## What the task asks
If a line in the entries below holds the string "functional", copy it.

## Working data
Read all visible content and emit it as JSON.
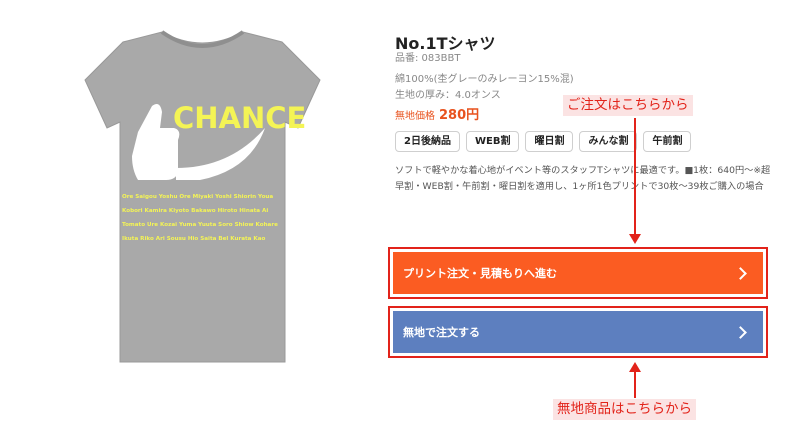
{
  "product": {
    "title": "No.1Tシャツ",
    "sku": "品番: 083BBT",
    "material": "綿100%(杢グレーのみレーヨン15%混)",
    "thickness": "生地の厚み：4.0オンス",
    "price_label": "無地価格",
    "price_value": "280円",
    "tags": [
      "2日後納品",
      "WEB割",
      "曜日割",
      "みんな割",
      "午前割"
    ],
    "description_line1": "ソフトで軽やかな着心地がイベント等のスタッフTシャツに最適です。■1枚：640円〜※超",
    "description_line2": "早割・WEB割・午前割・曜日割を適用し、1ヶ所1色プリントで30枚〜39枚ご購入の場合"
  },
  "shirt_print": {
    "headline": "CHANCE",
    "text_lines": [
      "Ore Saigou Yoshu Ore Miyaki Yoshi Shiorin Youa",
      "Kobori Kamira Kiyoto Bakawo Hiroto Hinata Ai",
      "Tomato Ure Kozai Yuma Yuuta Soro Shiow Kohare",
      "Ikuta Riko Ari Sousu Hio Saita Bel Kurata Kao"
    ],
    "colors": {
      "shirt": "#a9a9a9",
      "print": "#f4f455",
      "hand": "#ffffff"
    }
  },
  "annotations": {
    "top": "ご注文はこちらから",
    "bottom": "無地商品はこちらから",
    "color": "#e2231a"
  },
  "buttons": {
    "print_order": "プリント注文・見積もりへ進む",
    "plain_order": "無地で注文する",
    "print_color": "#fb5c22",
    "plain_color": "#5d7fbf"
  }
}
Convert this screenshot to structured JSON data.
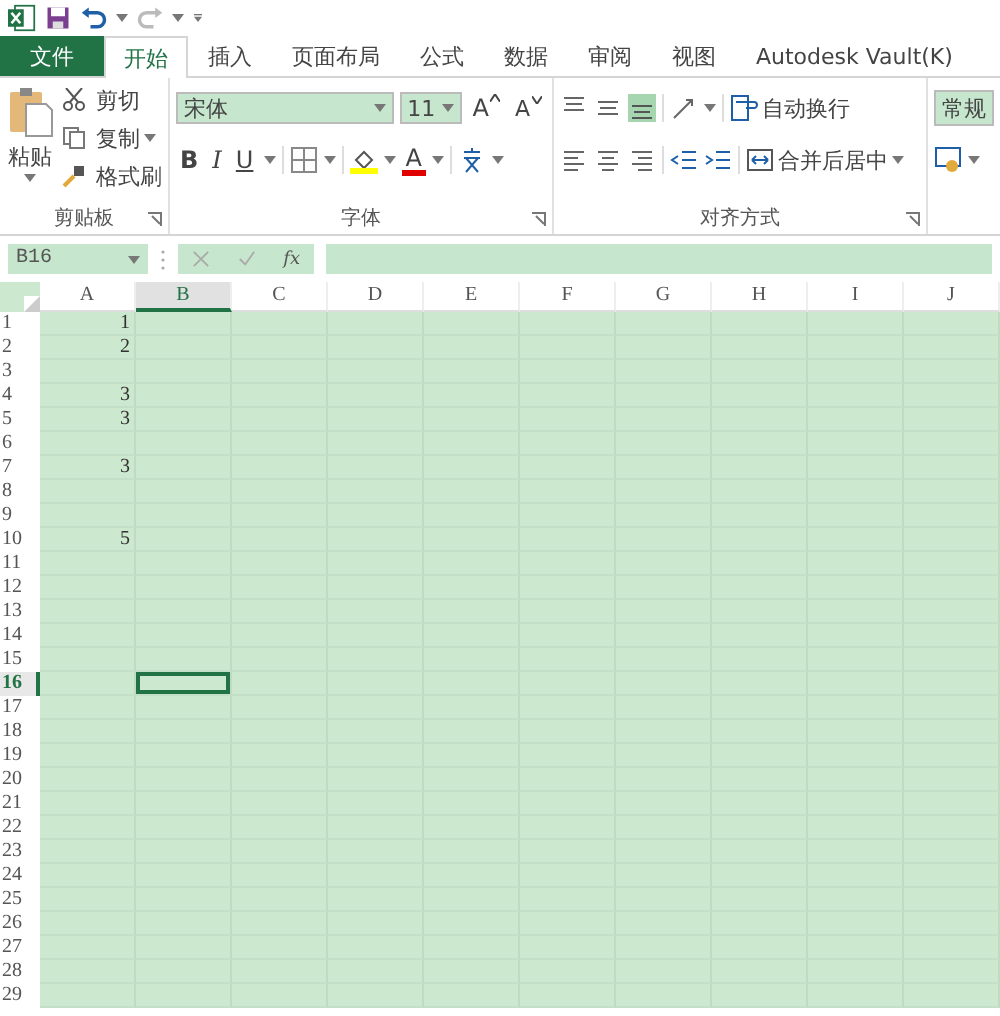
{
  "tabs": [
    {
      "label": "文件",
      "kind": "file",
      "selected": false
    },
    {
      "label": "开始",
      "kind": "tab",
      "selected": true
    },
    {
      "label": "插入",
      "kind": "tab",
      "selected": false
    },
    {
      "label": "页面布局",
      "kind": "tab",
      "selected": false
    },
    {
      "label": "公式",
      "kind": "tab",
      "selected": false
    },
    {
      "label": "数据",
      "kind": "tab",
      "selected": false
    },
    {
      "label": "审阅",
      "kind": "tab",
      "selected": false
    },
    {
      "label": "视图",
      "kind": "tab",
      "selected": false
    },
    {
      "label": "Autodesk Vault(K)",
      "kind": "tab",
      "selected": false
    }
  ],
  "clipboard": {
    "label": "剪贴板",
    "paste": "粘贴",
    "cut": "剪切",
    "copy": "复制",
    "format_painter": "格式刷"
  },
  "font": {
    "label": "字体",
    "font_name": "宋体",
    "font_size": "11",
    "grow": "A",
    "shrink": "A",
    "bold": "B",
    "italic": "I",
    "underline": "U",
    "font_color": "A"
  },
  "alignment": {
    "label": "对齐方式",
    "wrap_text": "自动换行",
    "merge_center": "合并后居中"
  },
  "number": {
    "format": "常规"
  },
  "formula_bar": {
    "name_box": "B16",
    "function": "fx"
  },
  "sheet": {
    "columns": [
      {
        "label": "A",
        "selected": false
      },
      {
        "label": "B",
        "selected": true
      },
      {
        "label": "C",
        "selected": false
      },
      {
        "label": "D",
        "selected": false
      },
      {
        "label": "E",
        "selected": false
      },
      {
        "label": "F",
        "selected": false
      },
      {
        "label": "G",
        "selected": false
      },
      {
        "label": "H",
        "selected": false
      },
      {
        "label": "I",
        "selected": false
      },
      {
        "label": "J",
        "selected": false
      }
    ],
    "rows": [
      {
        "label": "1",
        "selected": false,
        "cells": [
          "1"
        ]
      },
      {
        "label": "2",
        "selected": false,
        "cells": [
          "2"
        ]
      },
      {
        "label": "3",
        "selected": false
      },
      {
        "label": "4",
        "selected": false,
        "cells": [
          "3"
        ]
      },
      {
        "label": "5",
        "selected": false,
        "cells": [
          "3"
        ]
      },
      {
        "label": "6",
        "selected": false
      },
      {
        "label": "7",
        "selected": false,
        "cells": [
          "3"
        ]
      },
      {
        "label": "8",
        "selected": false
      },
      {
        "label": "9",
        "selected": false
      },
      {
        "label": "10",
        "selected": false,
        "cells": [
          "5"
        ]
      },
      {
        "label": "11",
        "selected": false
      },
      {
        "label": "12",
        "selected": false
      },
      {
        "label": "13",
        "selected": false
      },
      {
        "label": "14",
        "selected": false
      },
      {
        "label": "15",
        "selected": false
      },
      {
        "label": "16",
        "selected": true
      },
      {
        "label": "17",
        "selected": false
      },
      {
        "label": "18",
        "selected": false
      },
      {
        "label": "19",
        "selected": false
      },
      {
        "label": "20",
        "selected": false
      },
      {
        "label": "21",
        "selected": false
      },
      {
        "label": "22",
        "selected": false
      },
      {
        "label": "23",
        "selected": false
      },
      {
        "label": "24",
        "selected": false
      },
      {
        "label": "25",
        "selected": false
      },
      {
        "label": "26",
        "selected": false
      },
      {
        "label": "27",
        "selected": false
      },
      {
        "label": "28",
        "selected": false
      },
      {
        "label": "29",
        "selected": false
      }
    ]
  }
}
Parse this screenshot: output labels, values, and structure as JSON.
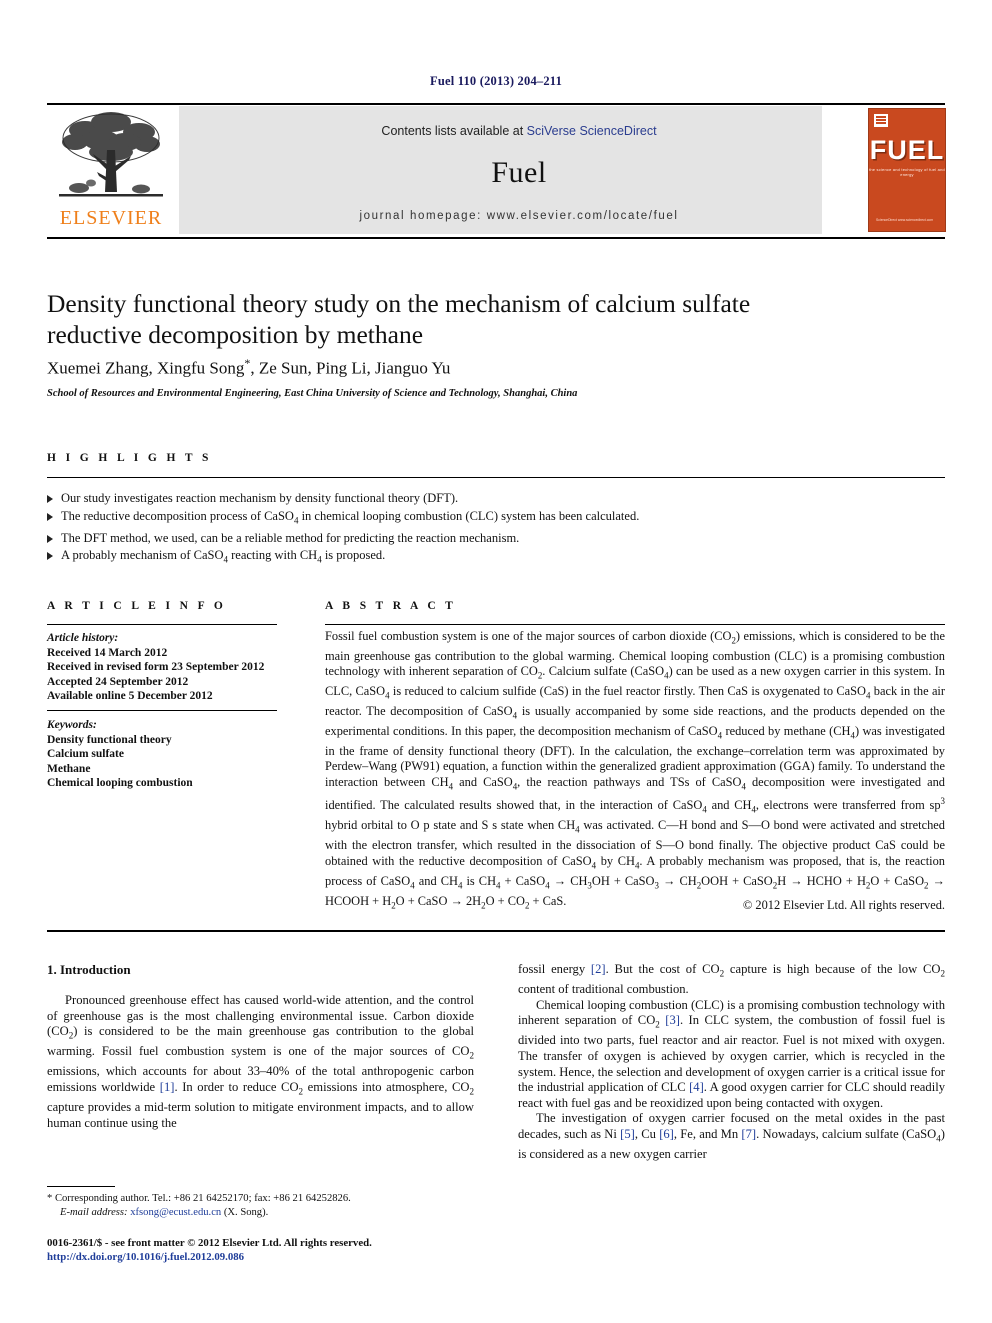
{
  "running_head": "Fuel 110 (2013) 204–211",
  "masthead": {
    "publisher_name": "ELSEVIER",
    "contents_prefix": "Contents lists available at ",
    "contents_link": "SciVerse ScienceDirect",
    "journal_title": "Fuel",
    "homepage": "journal homepage: www.elsevier.com/locate/fuel",
    "cover": {
      "title": "FUEL",
      "subtitle": "the science and technology of fuel and energy",
      "footer": "ScienceDirect  www.sciencedirect.com"
    }
  },
  "article": {
    "title_line1": "Density functional theory study on the mechanism of calcium sulfate",
    "title_line2": "reductive decomposition by methane",
    "authors": "Xuemei Zhang, Xingfu Song",
    "authors_star": "*",
    "authors_rest": ", Ze Sun, Ping Li, Jianguo Yu",
    "affiliation": "School of Resources and Environmental Engineering, East China University of Science and Technology, Shanghai, China"
  },
  "highlights": {
    "heading": "H I G H L I G H T S",
    "items": [
      "Our study investigates reaction mechanism by density functional theory (DFT).",
      "The reductive decomposition process of CaSO4 in chemical looping combustion (CLC) system has been calculated.",
      "The DFT method, we used, can be a reliable method for predicting the reaction mechanism.",
      "A probably mechanism of CaSO4 reacting with CH4 is proposed."
    ]
  },
  "article_info": {
    "heading": "A R T I C L E    I N F O",
    "history_label": "Article history:",
    "history": [
      "Received 14 March 2012",
      "Received in revised form 23 September 2012",
      "Accepted 24 September 2012",
      "Available online 5 December 2012"
    ],
    "keywords_label": "Keywords:",
    "keywords": [
      "Density functional theory",
      "Calcium sulfate",
      "Methane",
      "Chemical looping combustion"
    ]
  },
  "abstract": {
    "heading": "A B S T R A C T",
    "copyright": "© 2012 Elsevier Ltd. All rights reserved."
  },
  "introduction": {
    "heading": "1. Introduction"
  },
  "footnote": {
    "corresponding": "* Corresponding author. Tel.: +86 21 64252170; fax: +86 21 64252826.",
    "email_label": "E-mail address:",
    "email": "xfsong@ecust.edu.cn",
    "email_owner": "(X. Song)."
  },
  "colophon": {
    "line1": "0016-2361/$ - see front matter © 2012 Elsevier Ltd. All rights reserved.",
    "doi": "http://dx.doi.org/10.1016/j.fuel.2012.09.086"
  },
  "colors": {
    "runhead": "#1a1a5e",
    "elsevier_orange": "#ef7f1a",
    "link_blue": "#2b3d8f",
    "ref_blue": "#1f3d99",
    "masthead_grey": "#e4e4e4",
    "cover_red": "#c9491f"
  }
}
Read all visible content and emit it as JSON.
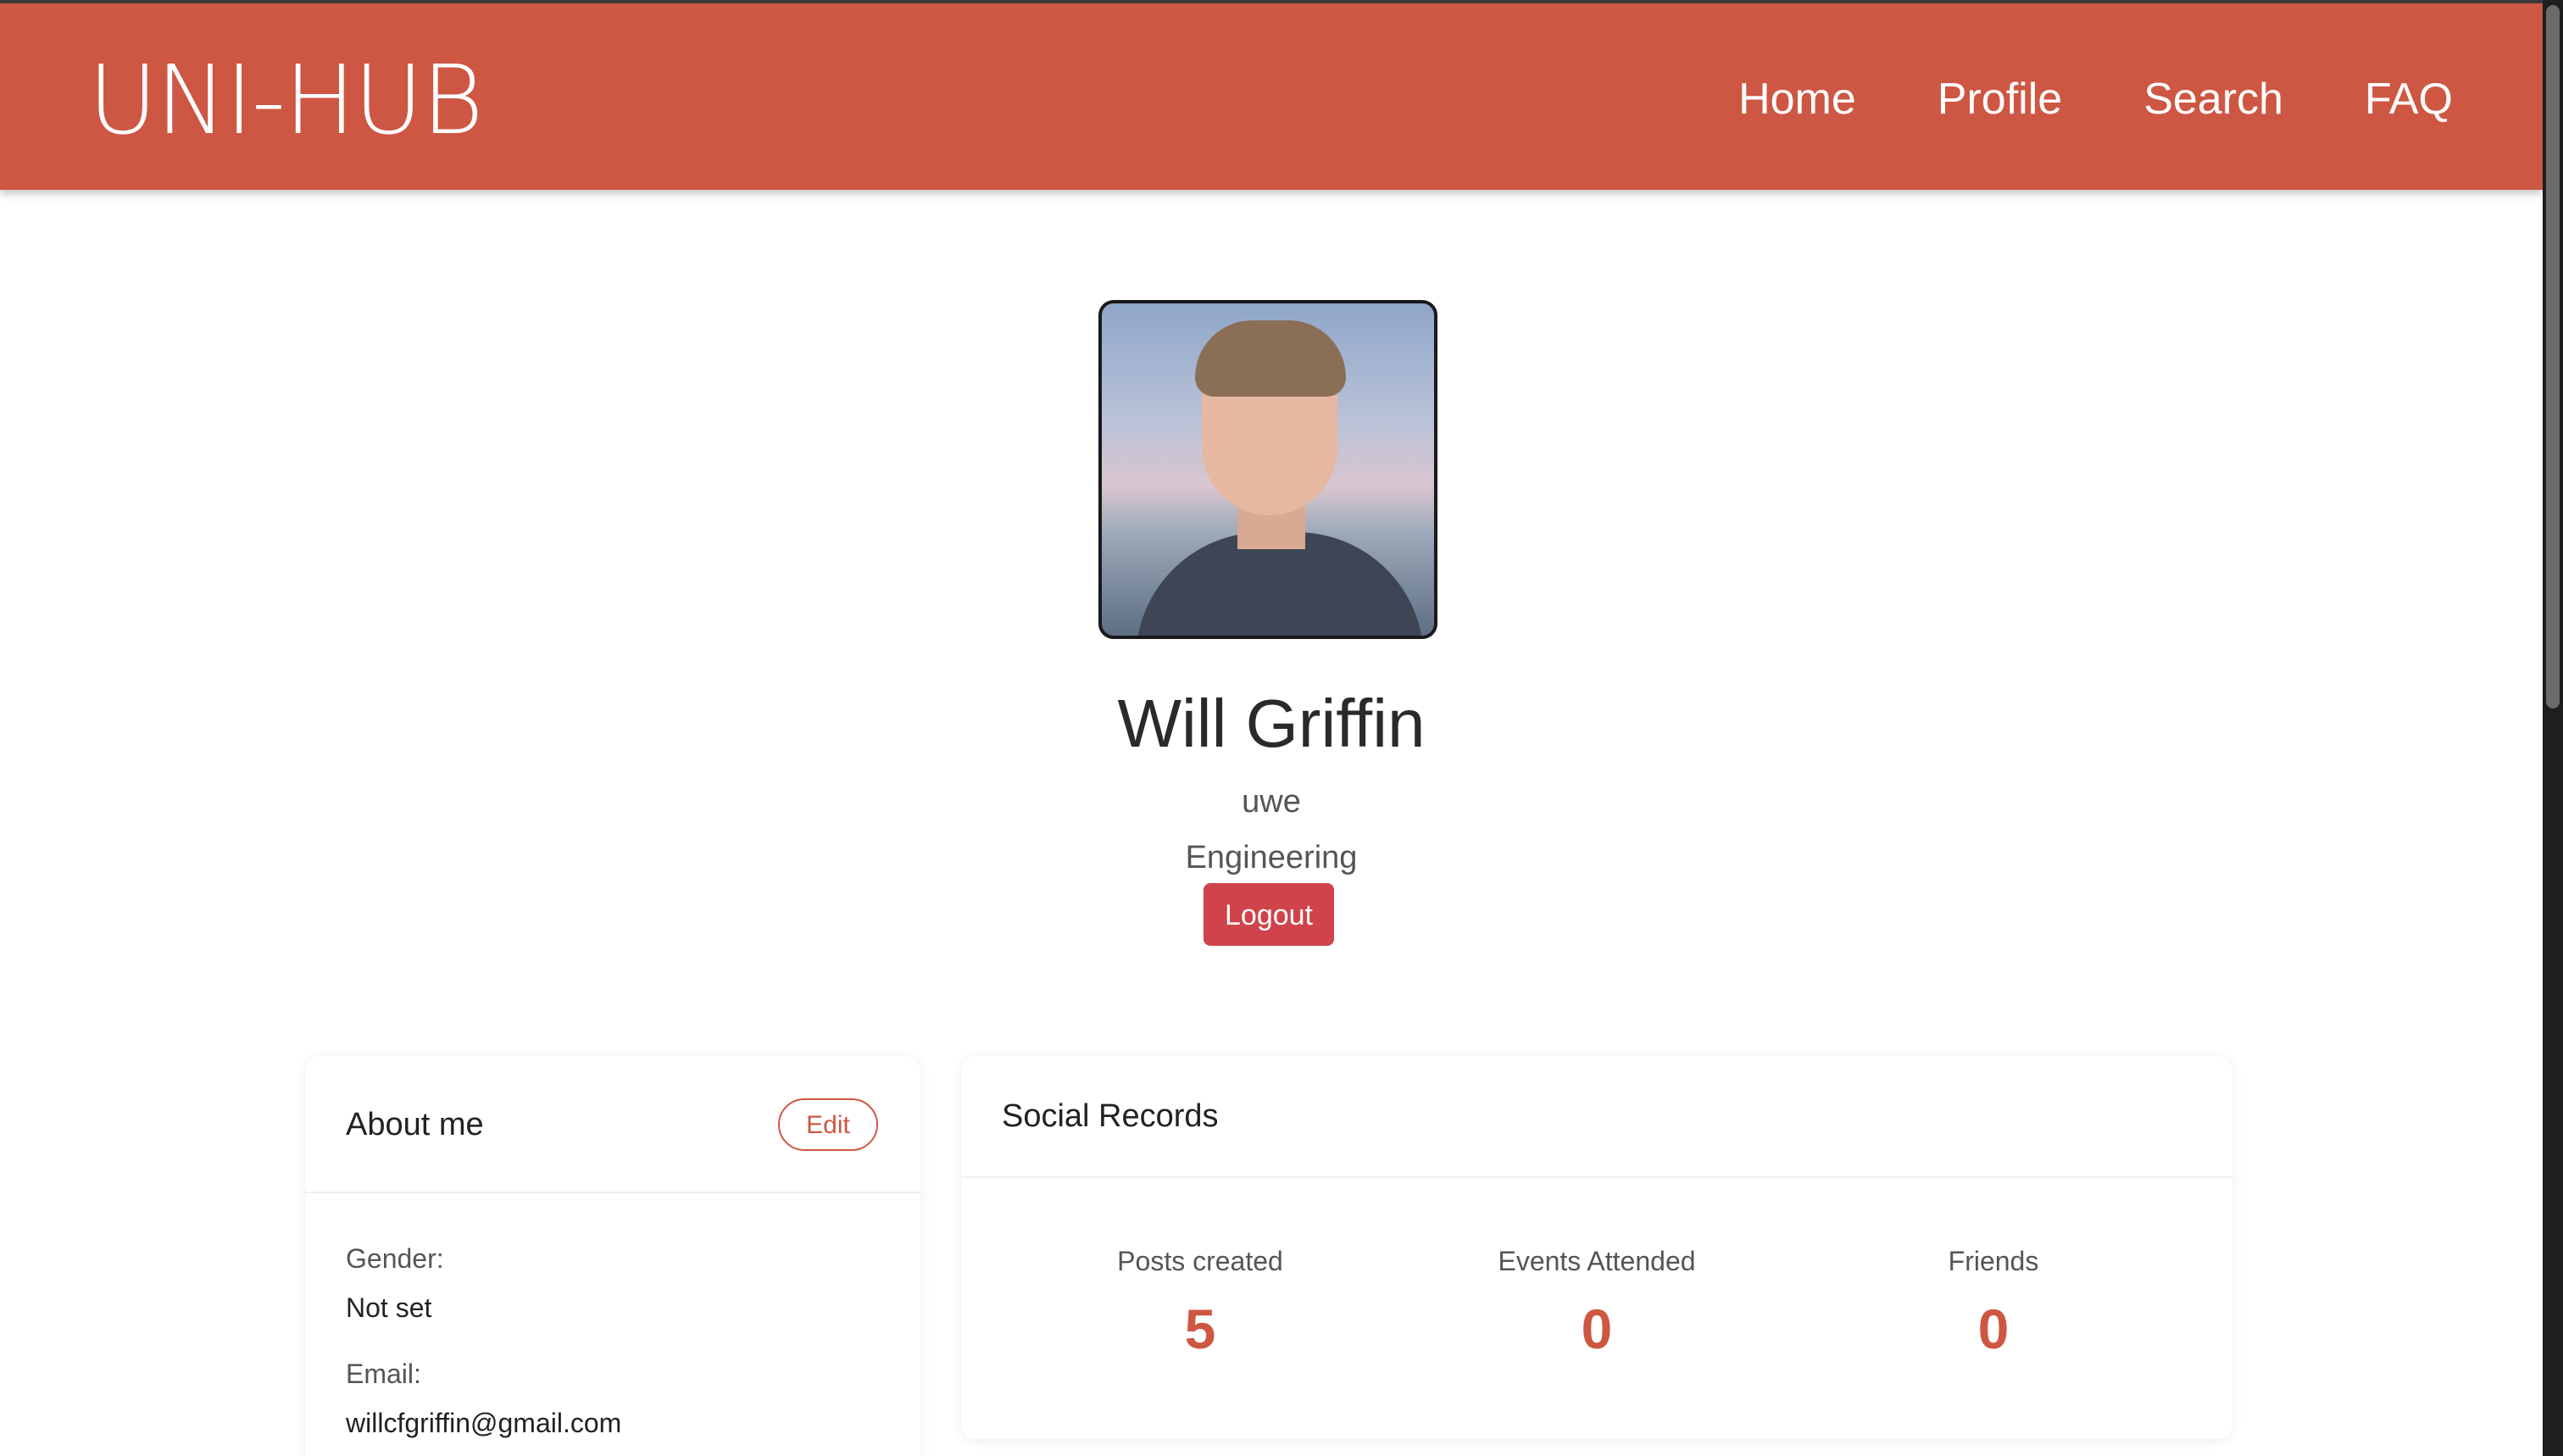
{
  "brand": "UNI-HUB",
  "nav": {
    "items": [
      {
        "label": "Home"
      },
      {
        "label": "Profile"
      },
      {
        "label": "Search"
      },
      {
        "label": "FAQ"
      }
    ]
  },
  "profile": {
    "name": "Will Griffin",
    "university": "uwe",
    "course": "Engineering",
    "logout_label": "Logout"
  },
  "about": {
    "title": "About me",
    "edit_label": "Edit",
    "fields": [
      {
        "label": "Gender:",
        "value": "Not set"
      },
      {
        "label": "Email:",
        "value": "willcfgriffin@gmail.com"
      }
    ]
  },
  "social": {
    "title": "Social Records",
    "stats": [
      {
        "label": "Posts created",
        "value": "5"
      },
      {
        "label": "Events Attended",
        "value": "0"
      },
      {
        "label": "Friends",
        "value": "0"
      }
    ]
  },
  "colors": {
    "accent": "#cd5743",
    "logout": "#d0434a"
  }
}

## Written answer
    "title_line1": "Density functional theory study on the mechanism of calcium sulfate",
      "Our study investigates reaction mechanism by density functional theory (DFT).",
      "Density functional theory",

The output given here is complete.